PROBLEM DETAILS
Search the records for lines that contain the word "icon". Copy them all.

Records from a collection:
········

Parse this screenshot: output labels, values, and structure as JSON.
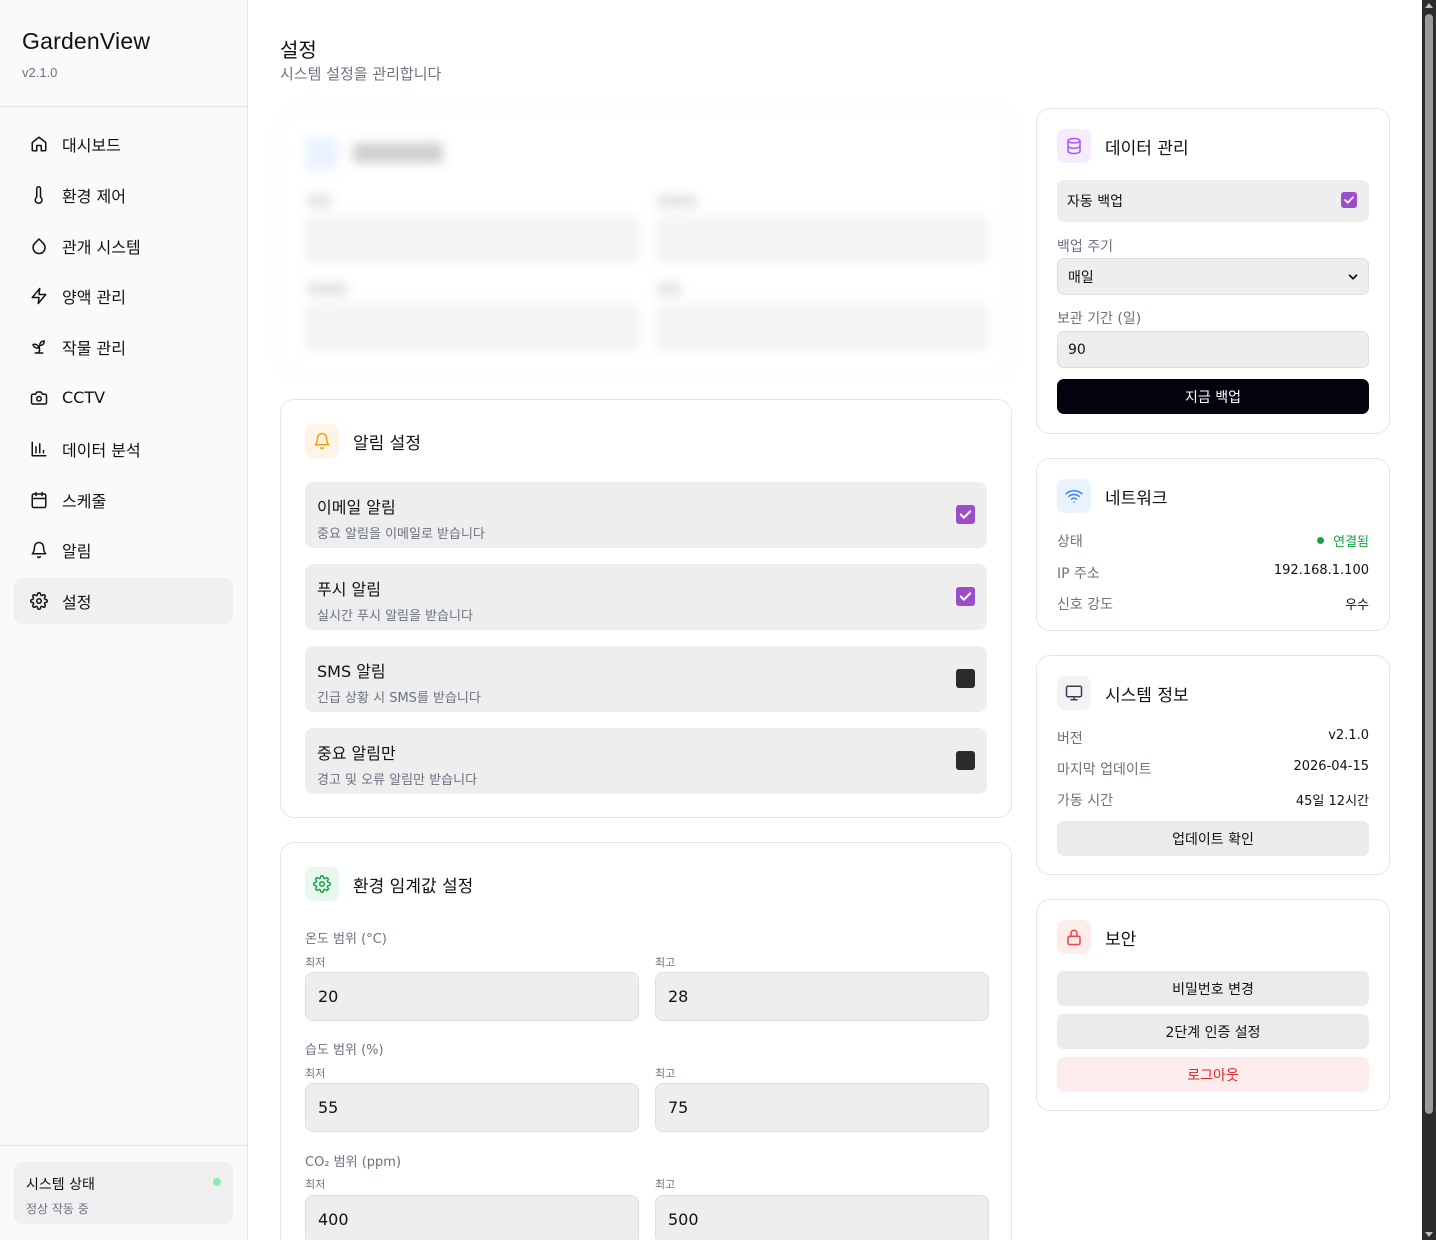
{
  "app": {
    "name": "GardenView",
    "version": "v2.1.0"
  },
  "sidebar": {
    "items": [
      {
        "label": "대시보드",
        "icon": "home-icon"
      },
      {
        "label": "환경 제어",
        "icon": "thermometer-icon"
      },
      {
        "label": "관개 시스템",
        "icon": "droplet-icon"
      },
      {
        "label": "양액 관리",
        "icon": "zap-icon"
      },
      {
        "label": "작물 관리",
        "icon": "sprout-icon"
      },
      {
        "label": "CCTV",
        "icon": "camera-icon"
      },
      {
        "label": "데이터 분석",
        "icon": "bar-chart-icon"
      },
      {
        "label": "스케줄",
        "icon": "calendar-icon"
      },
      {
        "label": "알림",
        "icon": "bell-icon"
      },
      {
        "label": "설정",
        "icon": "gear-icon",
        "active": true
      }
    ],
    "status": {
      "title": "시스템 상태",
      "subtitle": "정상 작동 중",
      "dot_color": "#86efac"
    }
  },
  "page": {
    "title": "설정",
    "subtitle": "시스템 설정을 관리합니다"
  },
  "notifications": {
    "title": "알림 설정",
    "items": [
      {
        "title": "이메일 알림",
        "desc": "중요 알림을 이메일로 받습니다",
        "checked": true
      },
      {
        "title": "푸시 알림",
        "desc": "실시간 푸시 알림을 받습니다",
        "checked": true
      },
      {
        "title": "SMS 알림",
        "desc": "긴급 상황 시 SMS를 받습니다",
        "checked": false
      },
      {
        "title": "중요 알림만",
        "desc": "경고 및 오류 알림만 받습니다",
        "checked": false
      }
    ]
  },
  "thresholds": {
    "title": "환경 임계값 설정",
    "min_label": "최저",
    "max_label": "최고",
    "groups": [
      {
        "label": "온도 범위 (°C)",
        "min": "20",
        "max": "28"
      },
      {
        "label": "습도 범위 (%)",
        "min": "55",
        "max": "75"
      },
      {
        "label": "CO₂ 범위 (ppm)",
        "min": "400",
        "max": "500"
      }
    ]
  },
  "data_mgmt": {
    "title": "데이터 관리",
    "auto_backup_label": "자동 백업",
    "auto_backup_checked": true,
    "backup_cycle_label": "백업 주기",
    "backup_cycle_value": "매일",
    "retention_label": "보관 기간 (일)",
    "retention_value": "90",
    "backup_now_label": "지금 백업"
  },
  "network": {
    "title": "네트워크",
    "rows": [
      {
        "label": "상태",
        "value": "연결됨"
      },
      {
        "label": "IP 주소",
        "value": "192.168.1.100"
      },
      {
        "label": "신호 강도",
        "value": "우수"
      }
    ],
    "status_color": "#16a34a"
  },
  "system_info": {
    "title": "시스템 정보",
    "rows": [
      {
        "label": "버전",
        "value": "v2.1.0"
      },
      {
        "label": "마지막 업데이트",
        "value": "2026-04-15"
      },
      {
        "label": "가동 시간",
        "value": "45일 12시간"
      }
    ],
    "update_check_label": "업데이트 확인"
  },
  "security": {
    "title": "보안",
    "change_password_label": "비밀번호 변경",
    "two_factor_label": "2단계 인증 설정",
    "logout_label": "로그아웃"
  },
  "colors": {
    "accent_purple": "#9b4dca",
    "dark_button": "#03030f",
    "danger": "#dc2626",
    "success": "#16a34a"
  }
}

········

ANSWER TO THIS TASK
        "icon": "home-icon"
        "icon": "thermometer-icon"
        "icon": "droplet-icon"
        "icon": "zap-icon"
        "icon": "sprout-icon"
        "icon": "camera-icon"
        "icon": "bar-chart-icon"
        "icon": "calendar-icon"
        "icon": "bell-icon"
        "icon": "gear-icon",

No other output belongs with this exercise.